Homes costing £1m per year to rent are experiencing growing demand as those wealthy enough to live in prime properties are worried about mansion tax and Stamp Duty.
Two large penthouses were rented in Mayfair, London in 2010, and since, the £1m rental market has seen a boost.
This select sector has since expanded over the capital and into areas such as Knightsbridge, Chelsea, South Kensington, Notting Hill, Regent’s Park, and Holland Park.
In London’s uber-prime lettings industry, the average weekly rent is now £3,500 per week or £182,000 a year. This is a 23% increase on five years ago, and is more than the average house price in England and Wales.1
Around Central London, the rental sector has had the highest rate of growth for over three years. The average rent paid in the third quarter (Q3) of 2014 was 6.5% more than the previous year.1
It is also believed that the amount of people looking to rent these luxury properties, rather than buy them, could rise even higher. Wealthy Londoners are moving into the rental sector due to a lack of high-end homes and worries over the general election, says a report from Beauchamp Estates and Dataloft.
Managing Director of Beauchamp, Gary Hersham, currently has a six-bedroom mansion on offer, situated next door to the Qatari Royal Family on Cornwall Terrace, overlooking Regent’s Park and known as the most expensive terrace in the world.
This 8,883 square-foot mansion can be let for £960,000 per year and a £260,000 deposit. Beauchamp are also offering a five-bedroom home in Knightsbridge for £768,000 a year with a £85,000 deposit.
Demand for £1m a Year Rental Properties as Concerns Grow over Election

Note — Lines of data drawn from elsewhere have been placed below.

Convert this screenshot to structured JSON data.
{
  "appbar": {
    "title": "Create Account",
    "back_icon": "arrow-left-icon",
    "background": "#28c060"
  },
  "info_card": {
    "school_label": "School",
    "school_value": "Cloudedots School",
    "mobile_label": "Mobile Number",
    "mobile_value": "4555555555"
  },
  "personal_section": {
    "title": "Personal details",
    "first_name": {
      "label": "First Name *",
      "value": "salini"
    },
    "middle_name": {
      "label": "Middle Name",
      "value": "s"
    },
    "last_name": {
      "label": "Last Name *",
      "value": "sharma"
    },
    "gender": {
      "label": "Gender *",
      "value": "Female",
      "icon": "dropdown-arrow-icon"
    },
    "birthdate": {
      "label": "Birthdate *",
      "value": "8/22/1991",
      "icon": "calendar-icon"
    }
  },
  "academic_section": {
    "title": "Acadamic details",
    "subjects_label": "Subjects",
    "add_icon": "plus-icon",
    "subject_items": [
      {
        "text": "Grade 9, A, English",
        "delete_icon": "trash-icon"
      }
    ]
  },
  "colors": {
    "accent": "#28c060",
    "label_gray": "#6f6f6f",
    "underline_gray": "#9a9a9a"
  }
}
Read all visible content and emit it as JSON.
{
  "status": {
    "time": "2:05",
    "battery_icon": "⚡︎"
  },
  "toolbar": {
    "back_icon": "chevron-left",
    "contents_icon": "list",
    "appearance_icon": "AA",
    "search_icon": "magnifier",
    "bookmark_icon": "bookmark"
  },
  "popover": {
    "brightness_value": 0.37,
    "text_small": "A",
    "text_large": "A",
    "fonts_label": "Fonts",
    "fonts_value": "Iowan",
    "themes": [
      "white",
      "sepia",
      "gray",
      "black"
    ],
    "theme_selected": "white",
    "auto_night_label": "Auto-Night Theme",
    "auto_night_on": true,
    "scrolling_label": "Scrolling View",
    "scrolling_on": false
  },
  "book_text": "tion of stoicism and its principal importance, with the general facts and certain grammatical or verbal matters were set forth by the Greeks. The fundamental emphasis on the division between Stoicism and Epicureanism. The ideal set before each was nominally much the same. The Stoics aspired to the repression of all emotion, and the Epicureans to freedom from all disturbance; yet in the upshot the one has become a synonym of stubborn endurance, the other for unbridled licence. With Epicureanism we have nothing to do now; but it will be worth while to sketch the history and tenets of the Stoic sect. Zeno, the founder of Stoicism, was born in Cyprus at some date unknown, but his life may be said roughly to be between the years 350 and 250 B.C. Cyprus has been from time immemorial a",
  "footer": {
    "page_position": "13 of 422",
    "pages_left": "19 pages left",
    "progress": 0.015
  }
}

Hersham says: “Concerns over a change of government, the mansion tax debate and now Stamp Duty changes have led high net worth individuals to decide to rent for the next 12 months and delay purchase plans. This might cost a client up to £1m, but this is less than a £25-£100m outlay for an ultra-prime property.
“Whilst the ultra-prime lettings market has boomed during 2014, the equivalent sales sector has been affected by the uncertainty in the market caused by the pending general election and the issues over the mansion tax.”1
Another agency, Rokstone Properties, has a Mayfair home to let for £576,000 per year. Found on Audley Street, Westminster, the property has eight bedrooms.
Managing Director of Rokstone, Becky Fatemi, explains: “Prime Central London’s ultra-prime lettings market, properties for rent for over £20,000 per month or more, has only truly emerged over the last 12 months and has really taken off over the last four months.
“Traditionally, clients owning luxury residences in projects such as One Hyde Park, The Knightsbridge, 10 Soho Square, and Trevor Square would not have chosen or needed to rent, preferring to leave their properties empty, enabling them to effectively remain brand new.
“The tenants are celebrities, overseas royals, corporate rents and people looking to buy but deciding to wait until after the election.
“Currently, lettings demand is exceeding lettings supply and the number of sales instructions on the market is also down. This is resulting in lettings values going up, and also sales values going up as there are simply not enough properties in either sector available to meet demand at present.”1
Russell Simpson estate agents is offering The Court House in Chelsea for £600,000 a year.
Head of lettings at the firm, Lottie Henniker-Major, says there is a dip in available properties, which is causing a rise in prices: “There is a distinct shortage of stock in the upper end of the market, with no new properties having come on to the market in the £7,000 per week plus price bracket in 2015 so far. I can only predict that this will lead to a further increase in rental prices moving forward.”1